A few months ago one of my chorus members asked me to blog about a phenomenon called vocal fry. Vocal fry, popularly called creaky voice, happens when the vocal cords close tightly together except for a small area that loosely flutters, allowing air to bubble through in a kind of very low rattling or popping or creaking sound. If you want a more technical explanation, during phonation the arytenoid cartilages compress tightly together, allowing the vocal folds themselves to become rather compact and loose. A vibrating mass forms within the folds and air bubbles through, creating a low frequency sound kind of like...bacon frying! There's a film of vocal fry in action about 37 seconds into this video.
Vocal fry has been called a disorder in the past, but that has been re-evaluated over recent decades (so don’t pay much attention to the sensational statements in these videos). Most of us do it occasionally without harmful effects, usually when our voice drops at the end of a word or sentence, but that’s about the extent of it—except among (mostly) female twenty-somethings. In the last few years vocal fry has become what some are calling a language fad mainly among young women, probably spurred by the likes of Britney Spears, the Kardashians, and other pop stars. The 2011 study in the above video claims that two-thirds of college women use vocal fry, and like the sound! It was a small study, but the percentage could very well be true. Here’s a link to the abstract. You can get to the full text there if you are interested, but it’s pretty technical.
I’ve certainly heard young women use this vocal mannerism. Some have even speculated that young women in particular are drawn to vocal fry because it lowers their voice, makes them sound more authoritative—dare we say masculine?! Some also connect it to a growing use of a California dialect that is marked by what is called “uptalk”—the rise of the voice at the end of a sentence that makes it sound like a question whether it is or not—the distorting of certain vowels—oo becomes eww, ah becomes very tall and produced in the back of the throat—the annoyingly frequent use of “like” and “I mean,” and vocal fry. Listen to the first part of this video, you'll see what I mean.
But if you are reading this blog you are probably most interested in choral music and singing, and the way vocal fry has been purposefully used in singing is pretty interesting. All of my vocal technique books refer to it, usually briefly and under various names—growl register, glottal scrape or rattle, straw bass—as the lowest of the vocal registers. Some voice teachers use it to help singers overcome a breathy voice or develop their low register; when used at the first instance of phonation it can help the vocal folds to release tension and close completely. But it’s the stylistic use that I find fascinating. Listen to the bass singer in gospel quartets; he’s usually “frying” those really low notes. Most American choirs depend on basses to “fry” subbasement notes in Russian choral music that the Russians sing so naturally. We just don’t breed that kind of bass here! I once tried to introduce it to the Master Chorus Eastside basses in a Russian piece, but they looked at me like I was nuts and I didn’t push it. And Tim Storms has built his reputation on being the man with the lowest voice in the world! He’s merrily frying away, away on down there!

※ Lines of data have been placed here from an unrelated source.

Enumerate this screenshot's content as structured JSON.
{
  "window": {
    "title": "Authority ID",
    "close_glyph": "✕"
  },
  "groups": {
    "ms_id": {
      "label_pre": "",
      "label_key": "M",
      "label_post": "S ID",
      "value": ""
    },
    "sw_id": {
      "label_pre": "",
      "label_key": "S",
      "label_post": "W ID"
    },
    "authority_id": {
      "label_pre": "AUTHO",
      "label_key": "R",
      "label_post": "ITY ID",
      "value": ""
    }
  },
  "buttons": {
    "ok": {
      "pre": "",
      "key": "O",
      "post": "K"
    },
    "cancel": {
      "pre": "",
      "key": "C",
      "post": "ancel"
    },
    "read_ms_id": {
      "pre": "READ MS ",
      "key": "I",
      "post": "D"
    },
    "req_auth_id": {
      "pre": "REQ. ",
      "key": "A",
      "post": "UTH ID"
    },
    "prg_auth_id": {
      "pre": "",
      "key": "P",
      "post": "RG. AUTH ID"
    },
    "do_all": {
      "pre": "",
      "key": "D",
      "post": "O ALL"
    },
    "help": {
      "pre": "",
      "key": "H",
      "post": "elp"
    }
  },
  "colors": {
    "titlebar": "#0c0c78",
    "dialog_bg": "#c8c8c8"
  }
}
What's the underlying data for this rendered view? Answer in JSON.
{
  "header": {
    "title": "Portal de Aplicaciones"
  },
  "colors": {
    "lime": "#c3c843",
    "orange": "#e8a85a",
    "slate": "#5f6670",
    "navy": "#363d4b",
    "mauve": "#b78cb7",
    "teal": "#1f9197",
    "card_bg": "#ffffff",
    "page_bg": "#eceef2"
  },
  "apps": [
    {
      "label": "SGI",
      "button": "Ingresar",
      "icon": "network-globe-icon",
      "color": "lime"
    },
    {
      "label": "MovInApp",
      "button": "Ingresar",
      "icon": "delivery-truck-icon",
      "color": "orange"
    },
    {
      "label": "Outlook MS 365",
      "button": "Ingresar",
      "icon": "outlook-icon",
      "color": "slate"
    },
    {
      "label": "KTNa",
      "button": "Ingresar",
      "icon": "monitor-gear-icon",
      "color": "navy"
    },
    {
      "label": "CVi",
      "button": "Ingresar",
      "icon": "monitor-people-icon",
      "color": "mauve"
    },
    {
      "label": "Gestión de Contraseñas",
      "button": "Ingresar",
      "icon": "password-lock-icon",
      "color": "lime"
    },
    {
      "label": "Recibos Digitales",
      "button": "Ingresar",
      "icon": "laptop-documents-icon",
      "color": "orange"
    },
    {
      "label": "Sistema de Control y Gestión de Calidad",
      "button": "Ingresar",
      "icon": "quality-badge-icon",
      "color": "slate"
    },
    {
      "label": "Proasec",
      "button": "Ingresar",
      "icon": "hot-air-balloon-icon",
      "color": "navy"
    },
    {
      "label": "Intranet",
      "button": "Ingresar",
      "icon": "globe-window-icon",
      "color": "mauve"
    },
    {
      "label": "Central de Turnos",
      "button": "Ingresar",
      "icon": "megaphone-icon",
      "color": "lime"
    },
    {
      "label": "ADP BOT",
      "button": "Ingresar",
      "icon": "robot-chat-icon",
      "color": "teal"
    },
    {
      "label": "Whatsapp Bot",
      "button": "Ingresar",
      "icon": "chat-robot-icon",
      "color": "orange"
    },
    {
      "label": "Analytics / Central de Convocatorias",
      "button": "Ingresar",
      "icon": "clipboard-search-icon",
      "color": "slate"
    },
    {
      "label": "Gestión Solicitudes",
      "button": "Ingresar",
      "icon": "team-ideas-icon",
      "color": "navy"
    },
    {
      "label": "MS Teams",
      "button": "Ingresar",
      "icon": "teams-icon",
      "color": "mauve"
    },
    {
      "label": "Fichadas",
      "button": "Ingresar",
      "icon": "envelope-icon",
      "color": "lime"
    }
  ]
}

Let’s go out, then, enjoying a beautiful bit of Russian choral singing. See if you can tell if they basses are frying or not!
Dr. Linda Gingrich
Artistic director and conductor
Master Chorus Eastside